Environmental Quality in the Gulf of Maine
A convergence of science, technology and policy promises a new view of the Gulf
By Peter H. Taylor
I live along the Maine coast in a house overlooking a tidal inlet that connects circuitously to the Gulf of Maine. At the edge of my property, a roadside drainage swale collects runoff and carries the water from the surrounding lawns and wooded areas into the inlet. Although some of the homes in my neighborhood have stood here for a century or more, people are building new houses and our small town is pressured by suburbanization. It makes me wonder about the potential effects on our coastal and marine habitats.
My neighborhood (like many neighborhoods) can be seen as a microcosm of the Gulf of Maine region in terms of the challenges of environmental management. The watershed drained by our humble swale covers only four or five acres. Even so, if one wanted to determine the amounts and sources of pollutantssuch as fertilizers, sediments and pesticidesentering the swale and tidal inlet, a sizable investment in data collection and analysis would be required. To assess the effects of land use on wildlife and ecosystem processes, additional research would be needed. Addressing environmental problems in the neighborhood would require the participation of several landowners, each with their own priorities and needs.
Now scale up to 350,000 square kilometersthe approximate area of the Gulf of Maine and its watershedspanning federal, state and provincial jurisdictions. The hurdles in studying and managing such a large ecosystem are obvious, but in some ways the issues and challenges are the same as those in my neighborhoods little watershed and inlet. How can we determine the environmental problems and priorities? How can the needs, interests and priorities of diverse landholders or jurisdictions come together to make environmental progress? How do we know if were making progress over time? In the past, management efforts have tended to focus on parts of the Gulf of Maine region, rather than the entire ecosystem. Now, however, effective management of large marine ecosystems is emerging as an attainable and important goal, made possible by an unprecedented confluence of policy initiatives and scientific advances. Nowhere is this potential more evident than the Gulf of Maine.
Last year, the independent, non-partisan Pew Oceans Commission issued a report calling for a new, coherent U.S. ocean policy that would encompass sustainable ecosystem management, more funding for management and research and a reorganized governance structure for the nations ocean waters. Notably, the Commission recommended watersheds and large marine ecosystems, not politically defined jurisdictions, as fundamental units for management. Likewise, the U.S. Commission on Ocean Policy has been working since 2001 to develop recommendations to the President and Congress for a comprehensive national ocean policy.
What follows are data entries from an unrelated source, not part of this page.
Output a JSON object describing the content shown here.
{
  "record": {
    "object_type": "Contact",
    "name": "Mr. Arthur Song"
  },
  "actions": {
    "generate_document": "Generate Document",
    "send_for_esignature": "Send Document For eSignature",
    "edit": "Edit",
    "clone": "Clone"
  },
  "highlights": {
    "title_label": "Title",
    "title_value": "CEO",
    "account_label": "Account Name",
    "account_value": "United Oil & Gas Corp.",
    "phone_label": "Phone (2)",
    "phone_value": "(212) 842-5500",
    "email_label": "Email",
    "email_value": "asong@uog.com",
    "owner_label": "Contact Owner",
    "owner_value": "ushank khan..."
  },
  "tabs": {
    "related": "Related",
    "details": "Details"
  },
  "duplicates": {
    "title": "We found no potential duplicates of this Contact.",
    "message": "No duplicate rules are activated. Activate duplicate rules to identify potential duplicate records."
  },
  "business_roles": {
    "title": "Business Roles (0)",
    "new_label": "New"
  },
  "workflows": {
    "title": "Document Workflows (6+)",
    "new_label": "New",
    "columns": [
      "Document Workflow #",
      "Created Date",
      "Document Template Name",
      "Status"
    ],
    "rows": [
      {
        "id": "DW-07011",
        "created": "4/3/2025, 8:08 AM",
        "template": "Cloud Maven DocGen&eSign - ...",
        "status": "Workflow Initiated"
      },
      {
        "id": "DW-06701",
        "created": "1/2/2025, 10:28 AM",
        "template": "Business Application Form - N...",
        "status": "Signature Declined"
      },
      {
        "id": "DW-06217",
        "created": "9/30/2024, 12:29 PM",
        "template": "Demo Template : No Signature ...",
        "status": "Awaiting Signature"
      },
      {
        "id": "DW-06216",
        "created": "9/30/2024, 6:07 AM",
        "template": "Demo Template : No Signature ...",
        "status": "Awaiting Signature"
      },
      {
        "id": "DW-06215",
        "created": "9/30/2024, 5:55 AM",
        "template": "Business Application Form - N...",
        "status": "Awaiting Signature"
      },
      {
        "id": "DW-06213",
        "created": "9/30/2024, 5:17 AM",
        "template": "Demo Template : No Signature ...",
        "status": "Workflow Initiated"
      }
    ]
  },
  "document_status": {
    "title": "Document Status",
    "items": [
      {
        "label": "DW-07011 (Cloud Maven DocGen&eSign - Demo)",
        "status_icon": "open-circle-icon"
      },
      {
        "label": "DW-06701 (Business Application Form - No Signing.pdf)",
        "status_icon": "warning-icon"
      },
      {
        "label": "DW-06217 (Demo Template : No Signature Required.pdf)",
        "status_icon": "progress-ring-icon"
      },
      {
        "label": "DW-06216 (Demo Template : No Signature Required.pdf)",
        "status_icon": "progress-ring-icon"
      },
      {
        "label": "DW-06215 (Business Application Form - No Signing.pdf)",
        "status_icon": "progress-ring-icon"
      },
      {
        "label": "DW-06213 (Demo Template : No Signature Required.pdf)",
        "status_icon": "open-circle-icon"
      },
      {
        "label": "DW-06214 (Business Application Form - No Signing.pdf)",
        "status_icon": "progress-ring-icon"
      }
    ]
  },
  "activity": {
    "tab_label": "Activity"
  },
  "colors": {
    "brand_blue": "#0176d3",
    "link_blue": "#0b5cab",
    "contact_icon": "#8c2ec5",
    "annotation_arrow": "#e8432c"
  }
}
Across the border, the Canadian government in 2002 released its Oceans Strategy, a national framework for protection and sustainable use of the marine environment. These major initiatives indicate a general shift in thinking about our relationship with the ocean and a trend to revamp marine management.
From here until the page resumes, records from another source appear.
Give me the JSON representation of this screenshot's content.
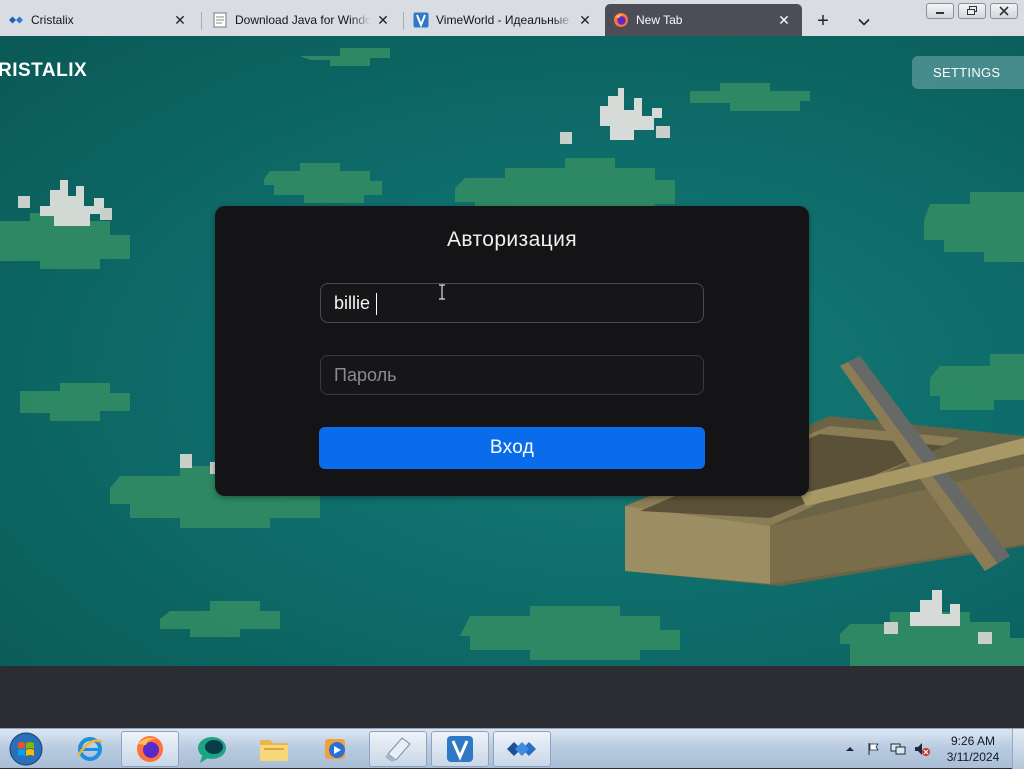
{
  "browser": {
    "tabs": [
      {
        "title": "Cristalix",
        "icon": "cristalix-icon",
        "active": false
      },
      {
        "title": "Download Java for Windows",
        "icon": "java-page-icon",
        "active": false
      },
      {
        "title": "VimeWorld - Идеальные с",
        "icon": "vimeworld-icon",
        "active": false
      },
      {
        "title": "New Tab",
        "icon": "firefox-icon",
        "active": true
      }
    ],
    "new_tab_label": "+"
  },
  "page": {
    "brand": "RISTALIX",
    "settings_label": "SETTINGS",
    "auth": {
      "title": "Авторизация",
      "login_value": "billie",
      "password_placeholder": "Пароль",
      "submit_label": "Вход"
    }
  },
  "taskbar": {
    "pinned": [
      {
        "name": "internet-explorer",
        "icon": "internet-explorer-icon",
        "running": false
      },
      {
        "name": "firefox",
        "icon": "firefox-icon",
        "running": true
      },
      {
        "name": "messenger",
        "icon": "chat-bubble-icon",
        "running": false
      },
      {
        "name": "file-explorer",
        "icon": "folder-icon",
        "running": false
      },
      {
        "name": "media-player",
        "icon": "media-player-icon",
        "running": false
      },
      {
        "name": "java-installer",
        "icon": "installer-icon",
        "running": true
      },
      {
        "name": "vimeworld-launcher",
        "icon": "vimeworld-icon",
        "running": true
      },
      {
        "name": "cristalix-launcher",
        "icon": "cristalix-icon",
        "running": true
      }
    ],
    "clock_time": "9:26 AM",
    "clock_date": "3/11/2024"
  },
  "colors": {
    "accent": "#0a6cea",
    "card": "#141416",
    "water": "#0e6d6b",
    "active_tab": "#4c4d57"
  }
}
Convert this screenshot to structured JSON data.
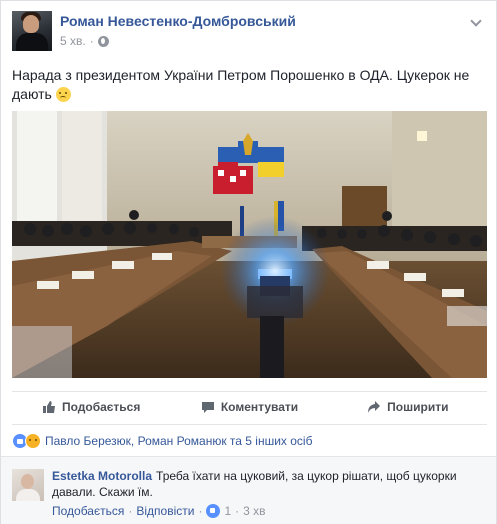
{
  "post": {
    "author": "Роман Невестенко-Домбровський",
    "time": "5 хв.",
    "separator": "·",
    "text": "Нарада з президентом України Петром Порошенко в ОДА. Цукерок не дають"
  },
  "actions": {
    "like": "Подобається",
    "comment": "Коментувати",
    "share": "Поширити"
  },
  "reactions": {
    "summary": "Павло Березюк, Роман Романюк та 5 інших осіб"
  },
  "comment": {
    "author": "Estetka Motorolla",
    "text": "Треба їхати на цуковий, за цукор рішати, щоб цукорки давали. Скажи їм.",
    "like": "Подобається",
    "dot": "·",
    "reply": "Відповісти",
    "like_count": "1",
    "time": "3 хв"
  },
  "colors": {
    "link": "#365899",
    "meta": "#90949c",
    "text": "#1d2129",
    "like_blue": "#5890ff"
  },
  "icons": [
    "globe-icon",
    "chevron-down-icon",
    "like-icon",
    "comment-icon",
    "share-icon",
    "sad-emoji-icon"
  ]
}
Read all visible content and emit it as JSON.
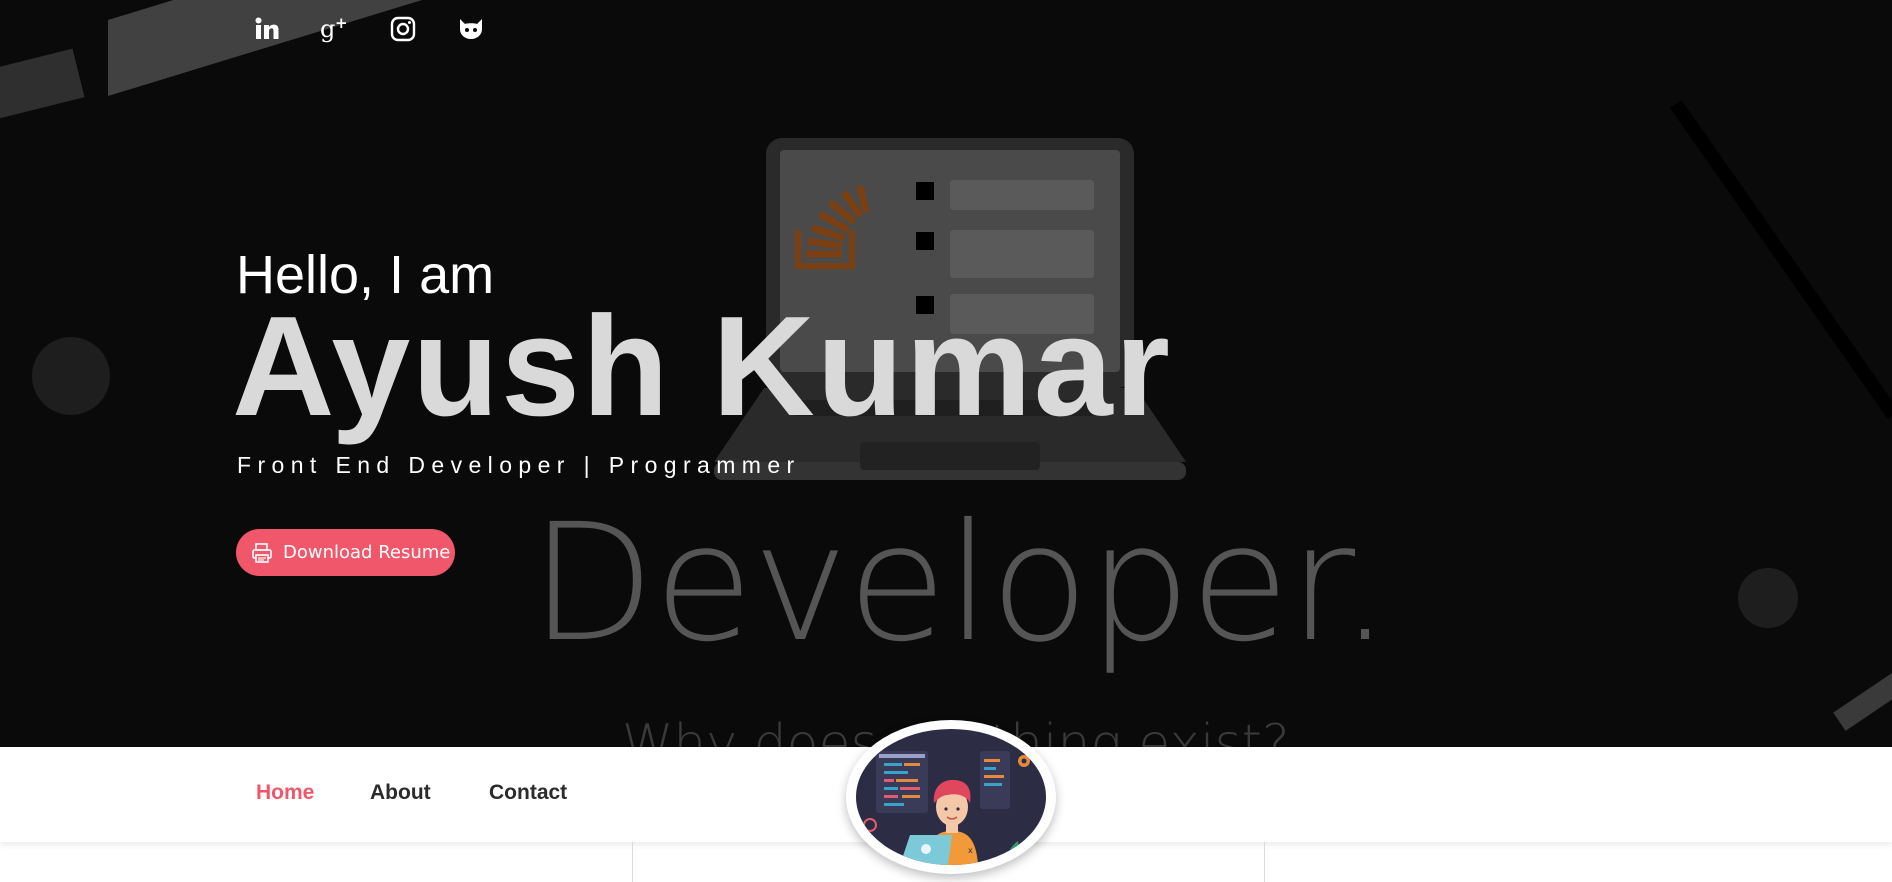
{
  "social": [
    {
      "icon": "linkedin-icon"
    },
    {
      "icon": "google-plus-icon"
    },
    {
      "icon": "instagram-icon"
    },
    {
      "icon": "github-icon"
    }
  ],
  "hero": {
    "greeting": "Hello, I am",
    "name": "Ayush Kumar",
    "role": "Front End Developer | Programmer",
    "download_label": "Download Resume",
    "download_icon": "printer-icon",
    "background_word": "Developer.",
    "background_subtext": "Why does anything exist?"
  },
  "nav": {
    "items": [
      {
        "label": "Home",
        "active": true
      },
      {
        "label": "About",
        "active": false
      },
      {
        "label": "Contact",
        "active": false
      }
    ]
  },
  "colors": {
    "accent": "#f0576a",
    "hero_bg": "#0a0a0a",
    "nav_bg": "#ffffff"
  }
}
A core constraint for understanding and managing the oceans on a regional scale has been information: collection of data for research and monitoring; data sharing, integration and analysis; and regional exchange of findings and management solutions. These challenges are magnified by the geographic size and ecological complexity of a system like the Gulf of Maine. A glance around my neighborhood can indicate something about its land use patterns (loss of woodlands to residential development) and ecosystem health (lobsters, snails, fish, seals, ducks and occasionally bald eagles live and feed here, suggesting a reasonably healthy ecosystem). It is much harder to obtain such a perspective on the entire Gulf of Maine region that is comprehensive and accurate enough to guide management actions.
The Gulf of Maine lends itself to regional scale, ecosystem management because it is clearly defined geographically, oceanographically and ecologically. Recently, a surge of technological initiatives and regional cooperative efforts seems likely to make ecosystem-level management of the Gulf more feasible. While each has its own merit, the fact that all of these efforts are developing at the same time offers the potential for an integrated understanding of the Gulf of Maine ecosystem from seafloor habitats to oceanography to freshwater streams. The following are examples of programs that could weave together to facilitate this larger understanding.
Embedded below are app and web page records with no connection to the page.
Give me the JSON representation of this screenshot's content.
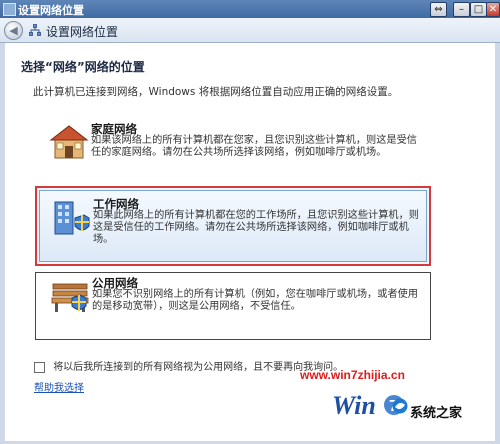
{
  "window": {
    "title": "设置网络位置",
    "buttons": {
      "resize": "⇔",
      "minimize": "–",
      "maximize": "□",
      "close": "✕"
    }
  },
  "nav": {
    "back_icon": "back-arrow-icon",
    "title": "设置网络位置"
  },
  "page": {
    "heading": "选择“网络”网络的位置",
    "intro": "此计算机已连接到网络，Windows 将根据网络位置自动应用正确的网络设置。"
  },
  "options": [
    {
      "id": "home",
      "icon": "house-icon",
      "title": "家庭网络",
      "desc": "如果该网络上的所有计算机都在您家，且您识别这些计算机，则这是受信任的家庭网络。请勿在公共场所选择该网络，例如咖啡厅或机场。",
      "selected": false
    },
    {
      "id": "work",
      "icon": "office-building-icon",
      "title": "工作网络",
      "desc": "如果此网络上的所有计算机都在您的工作场所，且您识别这些计算机，则这是受信任的工作网络。请勿在公共场所选择该网络，例如咖啡厅或机场。",
      "selected": true
    },
    {
      "id": "public",
      "icon": "park-bench-icon",
      "title": "公用网络",
      "desc": "如果您不识别网络上的所有计算机（例如，您在咖啡厅或机场，或者使用的是移动宽带），则这是公用网络，不受信任。",
      "selected": false
    }
  ],
  "checkbox": {
    "label": "将以后我所连接到的所有网络视为公用网络，且不要再向我询问。",
    "checked": false
  },
  "help_link": "帮助我选择",
  "watermark": {
    "url": "www.win7zhijia.cn",
    "site_name": "系统之家"
  },
  "colors": {
    "title_bar": "#3f6aa3",
    "selection_border": "#d43a3a",
    "link": "#1b52b8",
    "watermark_red": "#e11b1b"
  }
}
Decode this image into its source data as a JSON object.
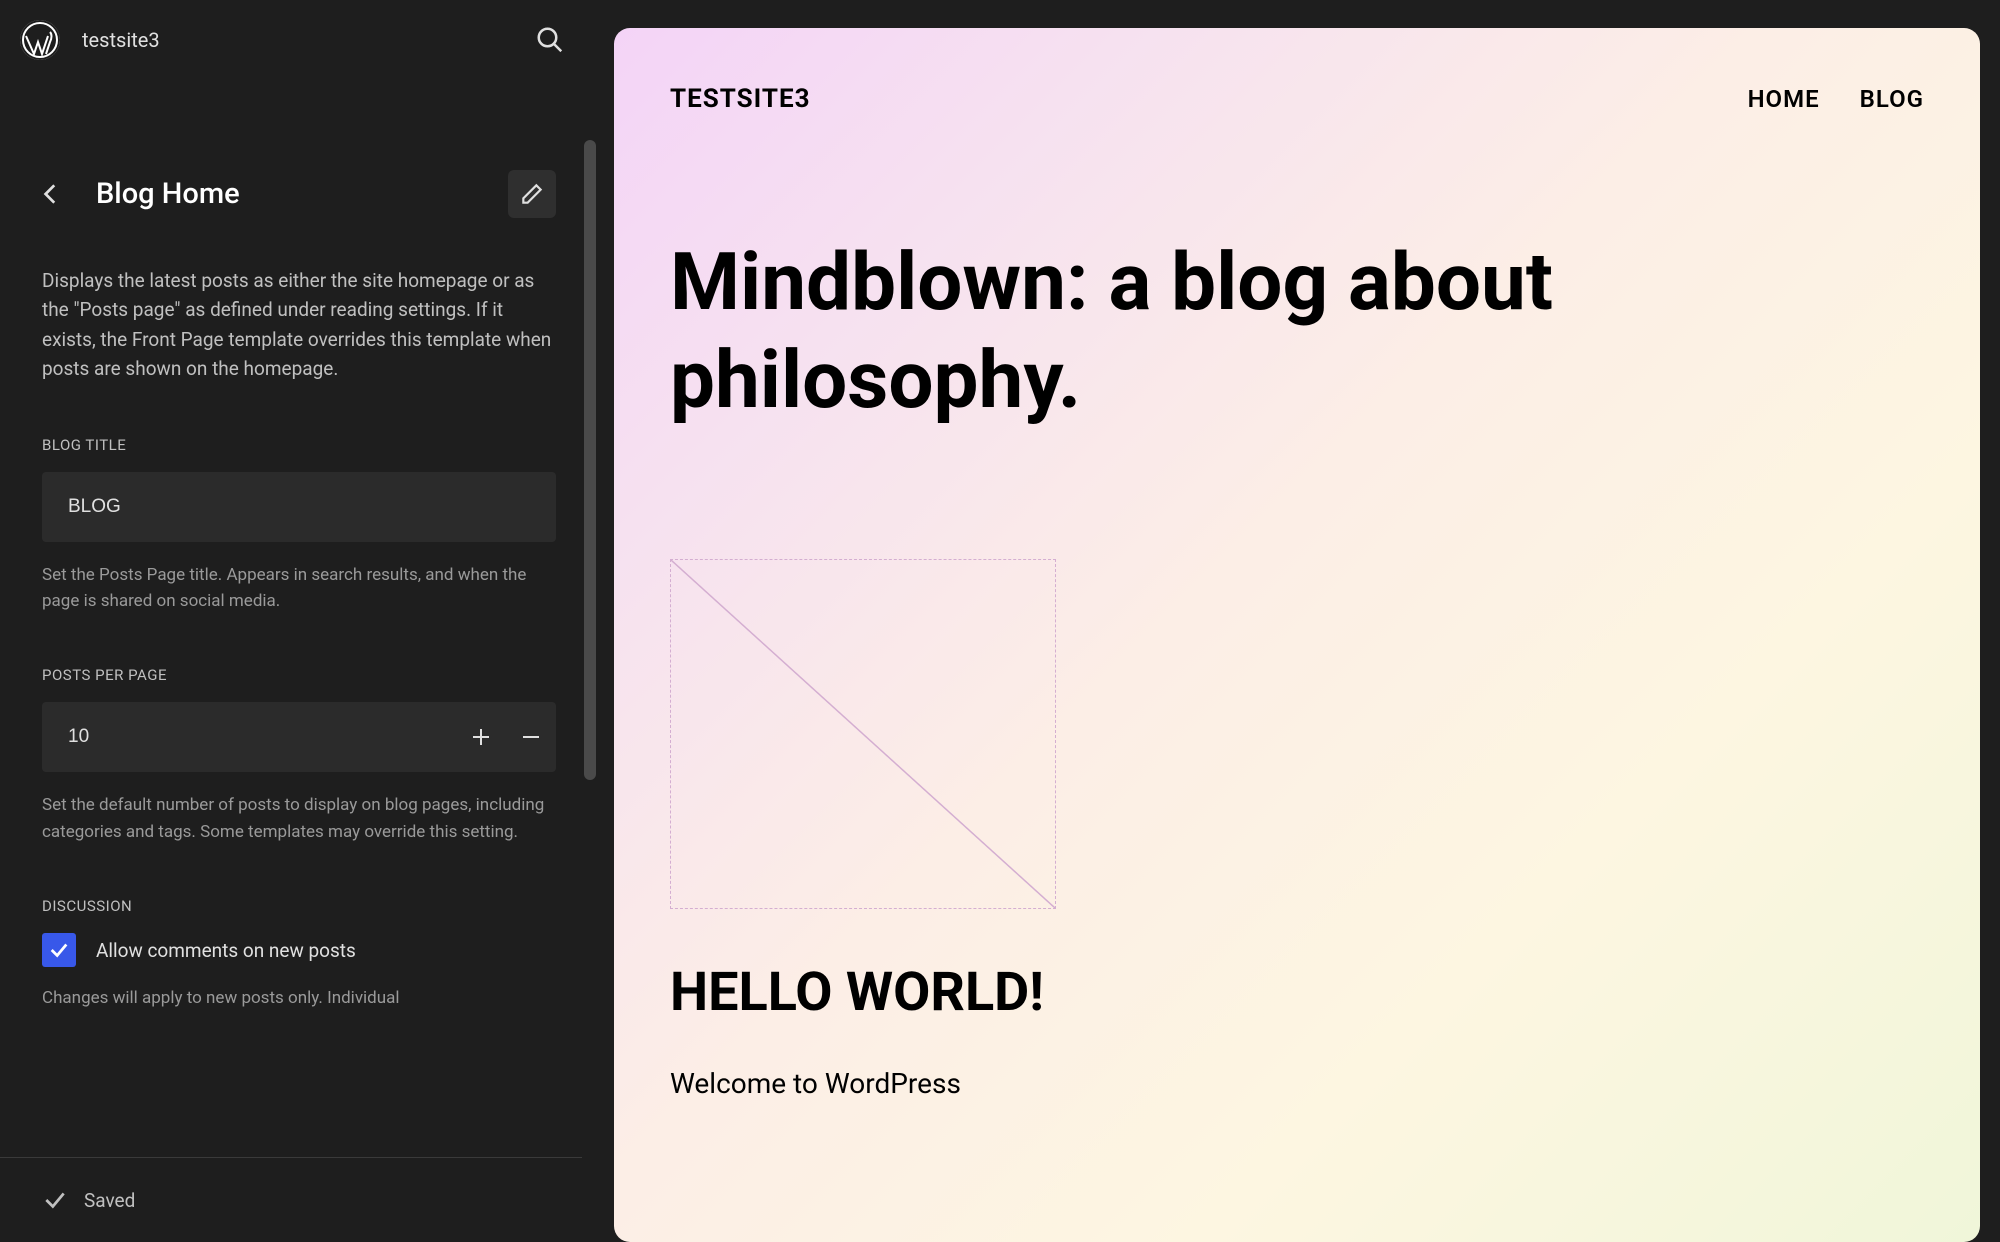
{
  "site": {
    "name": "testsite3"
  },
  "panel": {
    "title": "Blog Home",
    "description": "Displays the latest posts as either the site homepage or as the \"Posts page\" as defined under reading settings. If it exists, the Front Page template overrides this template when posts are shown on the homepage."
  },
  "blog_title": {
    "label": "BLOG TITLE",
    "value": "BLOG",
    "help": "Set the Posts Page title. Appears in search results, and when the page is shared on social media."
  },
  "posts_per_page": {
    "label": "POSTS PER PAGE",
    "value": "10",
    "help": "Set the default number of posts to display on blog pages, including categories and tags. Some templates may override this setting."
  },
  "discussion": {
    "label": "DISCUSSION",
    "checkbox_label": "Allow comments on new posts",
    "help": "Changes will apply to new posts only. Individual"
  },
  "saved": {
    "label": "Saved"
  },
  "preview": {
    "site_title": "TESTSITE3",
    "nav": {
      "home": "HOME",
      "blog": "BLOG"
    },
    "hero": "Mindblown: a blog about philosophy.",
    "post_title": "HELLO WORLD!",
    "post_body": "Welcome to WordPress"
  }
}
2001, the Gulf of Maine Ocean Observing System has collected hourly
oceanographic data from buoys around the Gulf and provided the data
on its Web site.